> What the exercise asks: From the records below, please return each line that holds the word "sumnds".

> Material provided:
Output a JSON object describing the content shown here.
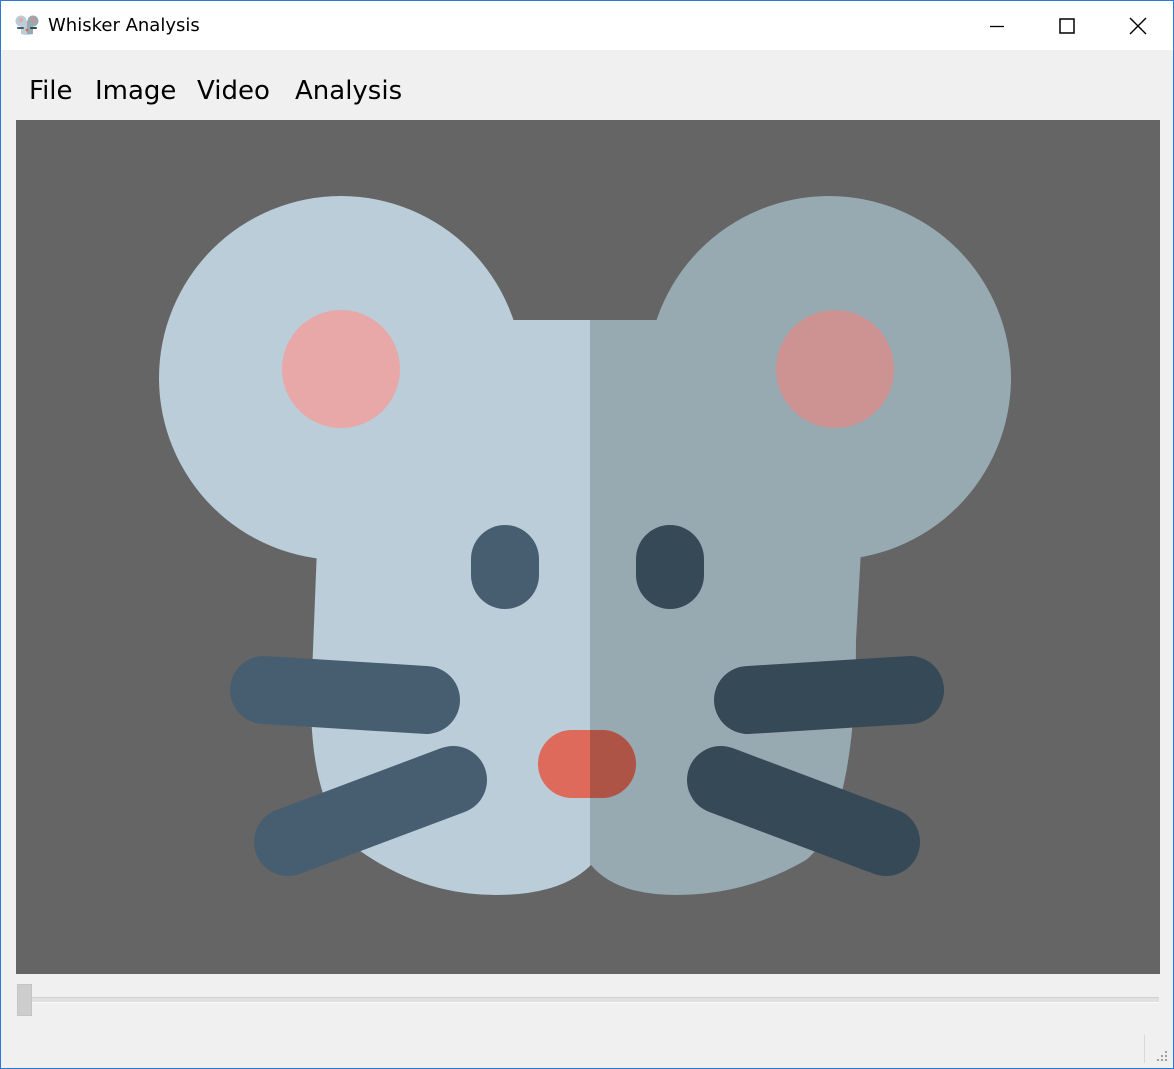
{
  "window": {
    "title": "Whisker Analysis",
    "app_icon": "mouse-icon",
    "controls": {
      "minimize_icon": "minimize-icon",
      "maximize_icon": "maximize-icon",
      "close_icon": "close-icon"
    }
  },
  "menubar": {
    "items": [
      {
        "label": "File"
      },
      {
        "label": "Image"
      },
      {
        "label": "Video"
      },
      {
        "label": "Analysis"
      }
    ]
  },
  "viewer": {
    "image_subject": "mouse-face-illustration",
    "background_color": "#656565"
  },
  "frame_slider": {
    "position": 0
  },
  "colors": {
    "window_border": "#2b79d7",
    "face_light": "#bacdd9",
    "face_dark": "#97a9b1",
    "ear_inner_light": "#e8a8a8",
    "ear_inner_dark": "#cd9393",
    "eye_light": "#475e71",
    "eye_dark": "#364957",
    "nose_light": "#dd6a5b",
    "nose_dark": "#ae5447"
  }
}
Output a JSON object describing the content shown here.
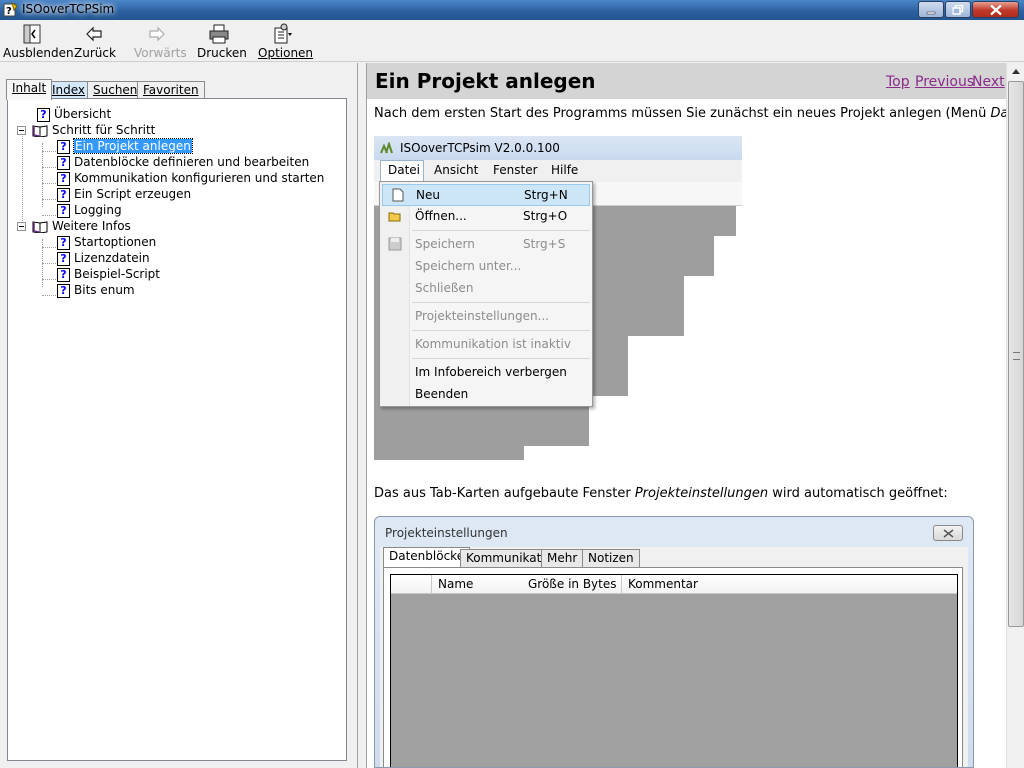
{
  "window": {
    "title": "ISOoverTCPSim"
  },
  "toolbar": {
    "hide": "Ausblenden",
    "back": "Zurück",
    "forward": "Vorwärts",
    "print": "Drucken",
    "options": "Optionen"
  },
  "tabs": [
    "Inhalt",
    "Index",
    "Suchen",
    "Favoriten"
  ],
  "tree": {
    "overview": "Übersicht",
    "step_by_step": "Schritt für Schritt",
    "create_project": "Ein Projekt anlegen",
    "datablocks": "Datenblöcke definieren und bearbeiten",
    "communication": "Kommunikation konfigurieren und starten",
    "script": "Ein Script erzeugen",
    "logging": "Logging",
    "more_info": "Weitere Infos",
    "startoptions": "Startoptionen",
    "license": "Lizenzdatein",
    "example_script": "Beispiel-Script",
    "bits_enum": "Bits enum"
  },
  "content": {
    "title": "Ein Projekt anlegen",
    "nav": {
      "top": "Top",
      "previous": "Previous",
      "next": "Next"
    },
    "para1_a": "Nach dem ersten Start des Programms müssen Sie zunächst ein neues Projekt anlegen (Menü ",
    "para1_b": "Datei>Neu",
    "para1_c": "):",
    "para2_a": "Das aus Tab-Karten aufgebaute Fenster ",
    "para2_b": "Projekteinstellungen",
    "para2_c": " wird automatisch geöffnet:"
  },
  "shot1": {
    "title": "ISOoverTCPsim V2.0.0.100",
    "menubar": [
      "Datei",
      "Ansicht",
      "Fenster",
      "Hilfe"
    ],
    "menu": {
      "new": "Neu",
      "new_sc": "Strg+N",
      "open": "Öffnen...",
      "open_sc": "Strg+O",
      "save": "Speichern",
      "save_sc": "Strg+S",
      "save_as": "Speichern unter...",
      "close": "Schließen",
      "settings": "Projekteinstellungen...",
      "comm": "Kommunikation ist inaktiv",
      "hide": "Im Infobereich verbergen",
      "exit": "Beenden"
    }
  },
  "shot2": {
    "title": "Projekteinstellungen",
    "tabs": [
      "Datenblöcke",
      "Kommunikation",
      "Mehr",
      "Notizen"
    ],
    "columns": [
      "Name",
      "Größe in Bytes",
      "Kommentar"
    ]
  }
}
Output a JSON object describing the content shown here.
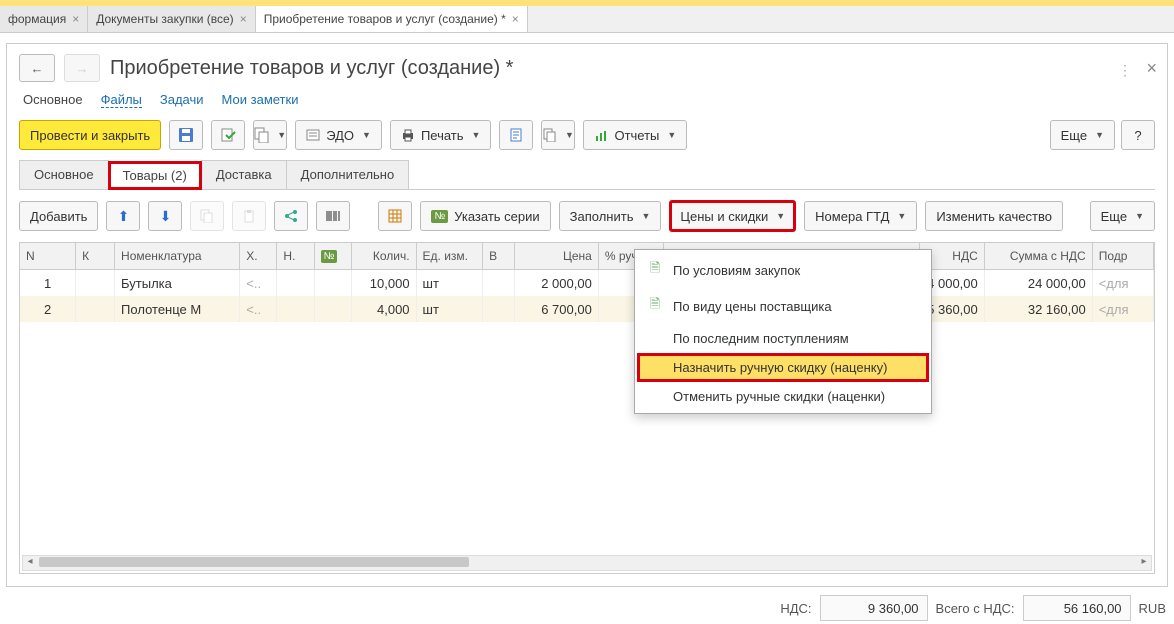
{
  "appTabs": [
    {
      "label": "формация"
    },
    {
      "label": "Документы закупки (все)"
    },
    {
      "label": "Приобретение товаров и услуг (создание) *",
      "active": true
    }
  ],
  "page": {
    "title": "Приобретение товаров и услуг (создание) *"
  },
  "subnav": {
    "main": "Основное",
    "files": "Файлы",
    "tasks": "Задачи",
    "notes": "Мои заметки"
  },
  "toolbar": {
    "post_close": "Провести и закрыть",
    "edo": "ЭДО",
    "print": "Печать",
    "reports": "Отчеты",
    "more": "Еще",
    "help": "?"
  },
  "innerTabs": {
    "main": "Основное",
    "goods": "Товары (2)",
    "delivery": "Доставка",
    "extra": "Дополнительно"
  },
  "subtoolbar": {
    "add": "Добавить",
    "series": "Указать серии",
    "fill": "Заполнить",
    "prices": "Цены и скидки",
    "gtd": "Номера ГТД",
    "quality": "Изменить качество",
    "more": "Еще"
  },
  "gridHeaders": {
    "n": "N",
    "k": "К",
    "nomen": "Номенклатура",
    "x": "Х.",
    "h": "Н.",
    "ne": "№",
    "qty": "Колич.",
    "unit": "Ед. изм.",
    "v": "В",
    "price": "Цена",
    "man": "% руч.",
    "nds": "НДС",
    "sumnds": "Сумма с НДС",
    "podr": "Подр"
  },
  "rows": [
    {
      "n": "1",
      "nomen": "Бутылка",
      "x": "<..",
      "qty": "10,000",
      "unit": "шт",
      "price": "2 000,00",
      "nds": "4 000,00",
      "sumnds": "24 000,00",
      "podr": "<для"
    },
    {
      "n": "2",
      "nomen": "Полотенце М",
      "x": "<..",
      "qty": "4,000",
      "unit": "шт",
      "price": "6 700,00",
      "nds": "5 360,00",
      "sumnds": "32 160,00",
      "podr": "<для"
    }
  ],
  "dropdown": {
    "item1": "По условиям закупок",
    "item2": "По виду цены поставщика",
    "item3": "По последним поступлениям",
    "item4": "Назначить ручную скидку (наценку)",
    "item5": "Отменить ручные скидки (наценки)"
  },
  "footer": {
    "nds_label": "НДС:",
    "nds_value": "9 360,00",
    "total_label": "Всего с НДС:",
    "total_value": "56 160,00",
    "currency": "RUB"
  }
}
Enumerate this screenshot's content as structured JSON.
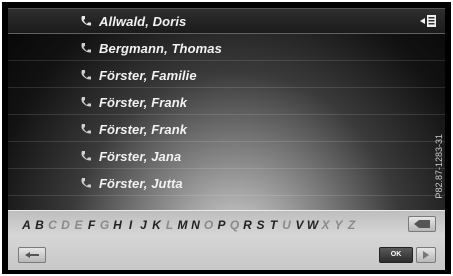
{
  "contacts": [
    {
      "name": "Allwald, Doris",
      "icon": "phone-icon",
      "selected": true
    },
    {
      "name": "Bergmann, Thomas",
      "icon": "phone-icon"
    },
    {
      "name": "Förster, Familie",
      "icon": "phone-icon"
    },
    {
      "name": "Förster, Frank",
      "icon": "phone-icon"
    },
    {
      "name": "Förster, Frank",
      "icon": "phone-icon"
    },
    {
      "name": "Förster, Jana",
      "icon": "phone-icon"
    },
    {
      "name": "Förster, Jutta",
      "icon": "phone-icon"
    }
  ],
  "keyboard": {
    "letters": [
      {
        "char": "A",
        "active": true
      },
      {
        "char": "B",
        "active": true
      },
      {
        "char": "C",
        "active": false
      },
      {
        "char": "D",
        "active": false
      },
      {
        "char": "E",
        "active": false
      },
      {
        "char": "F",
        "active": true
      },
      {
        "char": "G",
        "active": false
      },
      {
        "char": "H",
        "active": true
      },
      {
        "char": "I",
        "active": true
      },
      {
        "char": "J",
        "active": true
      },
      {
        "char": "K",
        "active": true
      },
      {
        "char": "L",
        "active": false
      },
      {
        "char": "M",
        "active": true
      },
      {
        "char": "N",
        "active": true
      },
      {
        "char": "O",
        "active": false
      },
      {
        "char": "P",
        "active": true
      },
      {
        "char": "Q",
        "active": false
      },
      {
        "char": "R",
        "active": true
      },
      {
        "char": "S",
        "active": true
      },
      {
        "char": "T",
        "active": true
      },
      {
        "char": "U",
        "active": false
      },
      {
        "char": "V",
        "active": true
      },
      {
        "char": "W",
        "active": true
      },
      {
        "char": "X",
        "active": false
      },
      {
        "char": "Y",
        "active": false
      },
      {
        "char": "Z",
        "active": false
      }
    ],
    "ok_label": "OK"
  },
  "watermark": "P82.87-1283-31",
  "colors": {
    "background": "#000000",
    "text": "#f2f2f2",
    "keyboard_bg": "#c7c7c7"
  }
}
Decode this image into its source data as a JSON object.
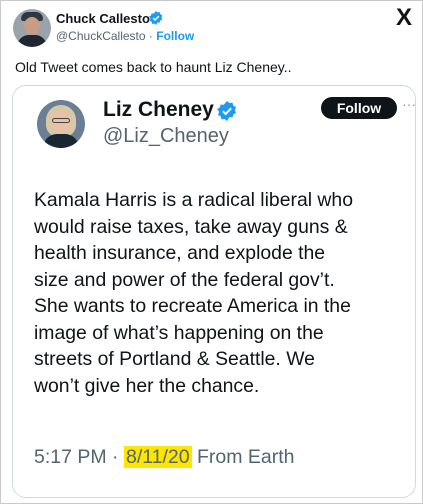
{
  "outer_tweet": {
    "author_name": "Chuck Callesto",
    "handle": "@ChuckCallesto",
    "separator": " · ",
    "follow_label": "Follow",
    "text": "Old Tweet comes back to haunt Liz Cheney..",
    "x_logo": "X"
  },
  "embedded_tweet": {
    "author_name": "Liz Cheney",
    "handle": "@Liz_Cheney",
    "follow_label": "Follow",
    "more_label": "···",
    "body_lines": [
      "Kamala Harris is a radical liberal who",
      "would raise taxes, take away guns &",
      "health insurance, and explode the",
      "size and power of the federal gov’t.",
      "She wants to recreate America in the",
      "image of what’s happening on the",
      "streets of Portland & Seattle. We",
      "won’t give her the chance."
    ],
    "time": "5:17 PM",
    "dot": " · ",
    "date": "8/11/20",
    "source": " From Earth"
  },
  "colors": {
    "verified_blue": "#1d9bf0",
    "date_highlight": "#ffe600",
    "follow_button_bg": "#0f1419"
  },
  "icons": {
    "verified": "verified-badge-icon",
    "x_logo": "x-logo-icon",
    "more": "more-options-icon"
  }
}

> Result of this exercise:
    "sumnds": "Сумма с НДС",
      "sumnds": "24 000,00",
      "sumnds": "32 160,00",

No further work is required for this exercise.